Translation from the French by Matthew Gordon. The original document was edited and translated from Arabic into French by Yūsuf Rāġib, Actes de vente d’esclaves et d’animaux d’Égypte médiévale, vol. I (Cairo: Institut français d’archéologie orientale, 2002), 3-5. This translation CC BY-NC-ND 4.0.
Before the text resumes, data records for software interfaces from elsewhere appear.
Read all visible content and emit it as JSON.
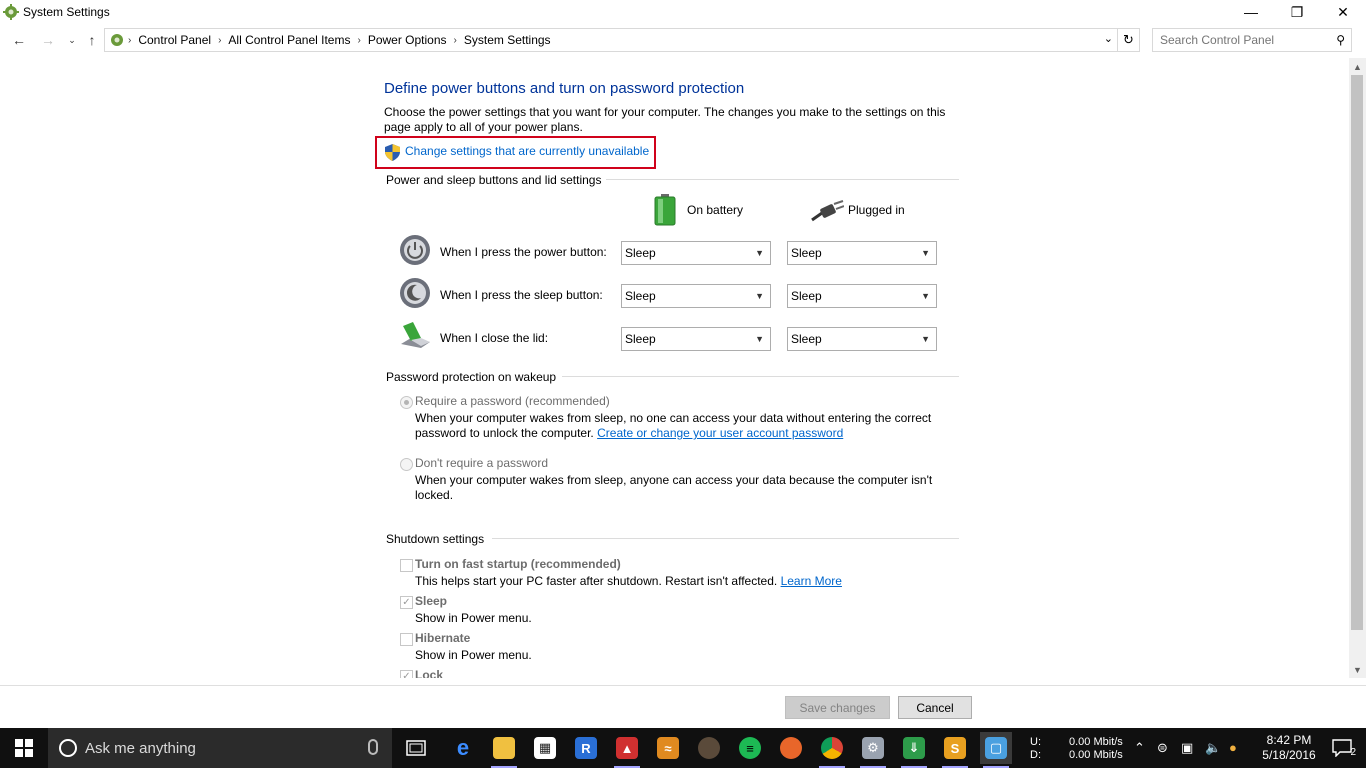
{
  "window": {
    "title": "System Settings",
    "minimize": "—",
    "maximize": "❐",
    "close": "✕"
  },
  "address": {
    "breadcrumbs": [
      "Control Panel",
      "All Control Panel Items",
      "Power Options",
      "System Settings"
    ],
    "search_placeholder": "Search Control Panel"
  },
  "page": {
    "heading": "Define power buttons and turn on password protection",
    "description": "Choose the power settings that you want for your computer. The changes you make to the settings on this page apply to all of your power plans.",
    "change_link": "Change settings that are currently unavailable",
    "power_section": {
      "title": "Power and sleep buttons and lid settings",
      "col_battery": "On battery",
      "col_plugged": "Plugged in",
      "rows": [
        {
          "label": "When I press the power button:",
          "battery": "Sleep",
          "plugged": "Sleep"
        },
        {
          "label": "When I press the sleep button:",
          "battery": "Sleep",
          "plugged": "Sleep"
        },
        {
          "label": "When I close the lid:",
          "battery": "Sleep",
          "plugged": "Sleep"
        }
      ]
    },
    "password_section": {
      "title": "Password protection on wakeup",
      "require_label": "Require a password (recommended)",
      "require_desc_1": "When your computer wakes from sleep, no one can access your data without entering the correct",
      "require_desc_2": "password to unlock the computer.",
      "require_link": "Create or change your user account password",
      "norequire_label": "Don't require a password",
      "norequire_desc_1": "When your computer wakes from sleep, anyone can access your data because the computer isn't",
      "norequire_desc_2": "locked."
    },
    "shutdown_section": {
      "title": "Shutdown settings",
      "fast_startup_label": "Turn on fast startup (recommended)",
      "fast_startup_desc": "This helps start your PC faster after shutdown. Restart isn't affected.",
      "learn_more": "Learn More",
      "sleep_label": "Sleep",
      "sleep_desc": "Show in Power menu.",
      "hibernate_label": "Hibernate",
      "hibernate_desc": "Show in Power menu.",
      "lock_label": "Lock"
    }
  },
  "buttons": {
    "save": "Save changes",
    "cancel": "Cancel"
  },
  "taskbar": {
    "search_placeholder": "Ask me anything",
    "network_labels": "U:\nD:",
    "upload_rate": "0.00 Mbit/s",
    "download_rate": "0.00 Mbit/s",
    "time": "8:42 PM",
    "date": "5/18/2016",
    "notifications": "2"
  },
  "colors": {
    "heading": "#003399",
    "link": "#0066cc",
    "highlight_box": "#d0021b",
    "taskbar": "#101010"
  }
}
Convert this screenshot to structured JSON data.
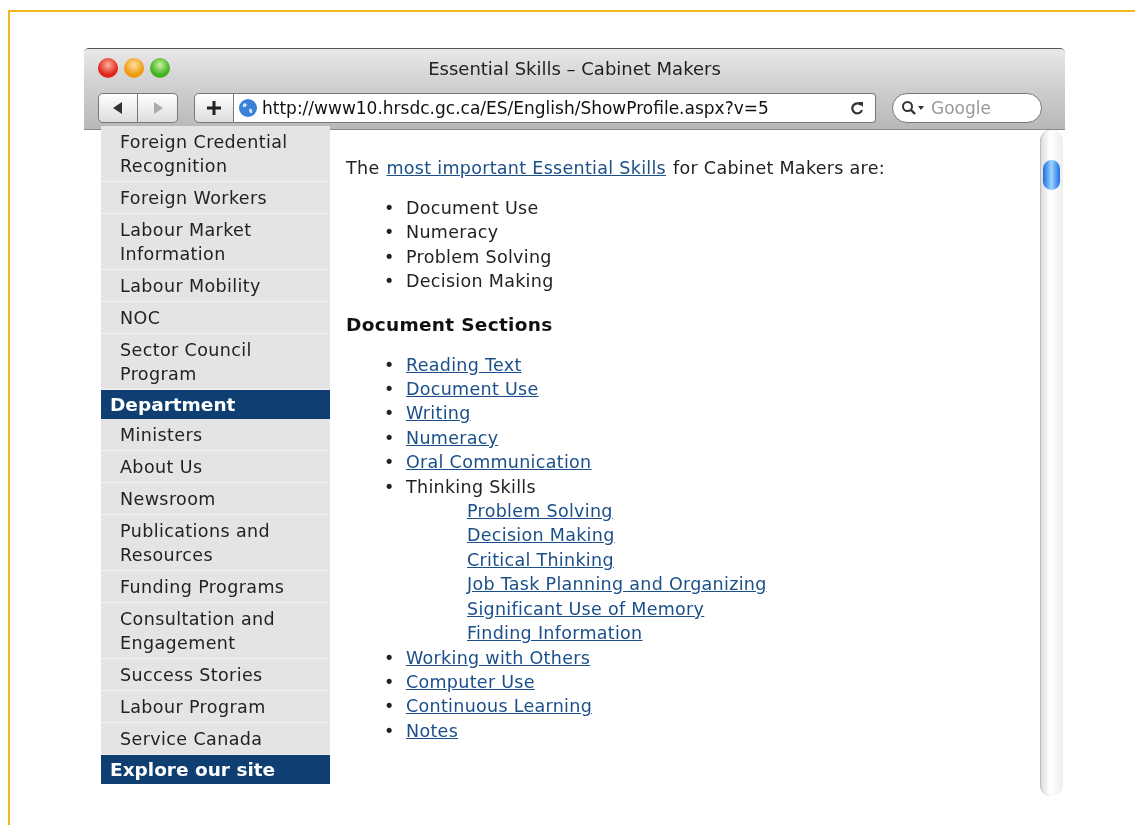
{
  "window": {
    "title": "Essential Skills – Cabinet Makers"
  },
  "toolbar": {
    "url": "http://www10.hrsdc.gc.ca/ES/English/ShowProfile.aspx?v=5",
    "search": {
      "placeholder": "Google"
    }
  },
  "sidebar": {
    "items": [
      {
        "kind": "link",
        "label": "Foreign Credential Recognition"
      },
      {
        "kind": "link",
        "label": "Foreign Workers"
      },
      {
        "kind": "link",
        "label": "Labour Market Information"
      },
      {
        "kind": "link",
        "label": "Labour Mobility"
      },
      {
        "kind": "link",
        "label": "NOC"
      },
      {
        "kind": "link",
        "label": "Sector Council Program"
      },
      {
        "kind": "heading",
        "label": "Department"
      },
      {
        "kind": "link",
        "label": "Ministers"
      },
      {
        "kind": "link",
        "label": "About Us"
      },
      {
        "kind": "link",
        "label": "Newsroom"
      },
      {
        "kind": "link",
        "label": "Publications and Resources"
      },
      {
        "kind": "link",
        "label": "Funding Programs"
      },
      {
        "kind": "link",
        "label": "Consultation and Engagement"
      },
      {
        "kind": "link",
        "label": "Success Stories"
      },
      {
        "kind": "link",
        "label": "Labour Program"
      },
      {
        "kind": "link",
        "label": "Service Canada"
      },
      {
        "kind": "heading",
        "label": "Explore our site"
      }
    ]
  },
  "content": {
    "intro": {
      "before": "The",
      "link": "most important Essential Skills",
      "after": "for Cabinet Makers are:"
    },
    "skills": [
      {
        "bullet": "•",
        "label": "Document Use"
      },
      {
        "bullet": "•",
        "label": "Numeracy"
      },
      {
        "bullet": "•",
        "label": "Problem Solving"
      },
      {
        "bullet": "•",
        "label": "Decision Making"
      }
    ],
    "sections_heading": "Document Sections",
    "sections": [
      {
        "kind": "link",
        "bullet": "•",
        "label": "Reading Text"
      },
      {
        "kind": "link",
        "bullet": "•",
        "label": "Document Use"
      },
      {
        "kind": "link",
        "bullet": "•",
        "label": "Writing"
      },
      {
        "kind": "link",
        "bullet": "•",
        "label": "Numeracy"
      },
      {
        "kind": "link",
        "bullet": "•",
        "label": "Oral Communication"
      },
      {
        "kind": "text",
        "bullet": "•",
        "label": "Thinking Skills",
        "children": [
          {
            "kind": "link",
            "label": "Problem Solving"
          },
          {
            "kind": "link",
            "label": "Decision Making"
          },
          {
            "kind": "link",
            "label": "Critical Thinking"
          },
          {
            "kind": "link",
            "label": "Job Task Planning and Organizing"
          },
          {
            "kind": "link",
            "label": "Significant Use of Memory"
          },
          {
            "kind": "link",
            "label": "Finding Information"
          }
        ]
      },
      {
        "kind": "link",
        "bullet": "•",
        "label": "Working with Others"
      },
      {
        "kind": "link",
        "bullet": "•",
        "label": "Computer Use"
      },
      {
        "kind": "link",
        "bullet": "•",
        "label": "Continuous Learning"
      },
      {
        "kind": "link",
        "bullet": "•",
        "label": "Notes"
      }
    ]
  }
}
(1) In the name of God, the Merciful, the Compassionate. (2) This is what ʿAbdallāh ibn Razīn al- […] has purchased [… from] Muḥammad ibn Aḥmad al-[…], (3) a slave woman (jāriya) […] named Yumn for twelve and half dinars, and two qīrāṭs.[1] (4) Muḥammad ibn Aḥmad has received the payment in toto, and ʿAbdallāh ibn Razīn (5) [received] the slave woman, who has been made over to him as his property. Muḥammad ibn Aḥmad has guaranteed to [Ibn Razīn] that she is sane, (6) free of night-blindness;[2] that she is not given to escaping;[3] has no defects in her sexual organs or any mark thereupon that might require explanation; that she was not free nor stolen; (7) and that she does not have foul breath[4] nor is she pregnant. Muḥammad ibn Aḥmad has declared himself exempt of responsibility for any weakened or trembling limbs or misshapen joints (on the slave’s part), burn marks,[5] (8) scars, and any other markings, save those mentioned explicitly in this (9) document. This was executed in Jumādā II in the year 257 [April-May 871]. (10) The totality of the content of this document was witnessed to by ʿAbdallāh ibn Rakhsh, (11) as indicated by his signature hereupon in Jumādā II in the year (12) 257; as it was by al-Ḥusayn ibn Aḥmad, who bears witness to the totality (13) of the content of this document. There is no god but God. (14) Jaʿfar ibn Aḥmad has also borne witness to the full content of this document, and his signature was provided (15) on his direction by al-Ḥusayn ibn Aḥmad.

[1] The fragment or part of a dinar or other object.

[2] Or simply “poor vision”?

[3] Or “has never attempted to escape”?

[4] Again, I follow Rāġib here, but an alternative reading would seem to be “abstain from eating.”

[5] That is, presumably, signs of cauterization.

Discussion Questions

  1. In what sense is the document a bill of sale (the record of a transaction)? In what sense is it a legal document (hence, for example, the use of three eyewitnesses)?
  2. What does the document suggest of the event of the sale transaction itself? Is it clear that Yumn, as the “commodity,” was subject to physical examination?
  3. What clues does the document offer as to the wider, life-long experience of enslavement for, in this case, a single young woman, in both the physical and emotional sense? Both questions (2 and 3) go to the terrible reality, lived by the enslaved person, of being simultaneously property and person.
  4. How might the document be used in discussing wider questions of gender, domestic organization, slavery as a commercial activity, and family law in medieval Middle Eastern society?

Related Primary Sources


Flight, Law, Medicine, Property, Trade, Women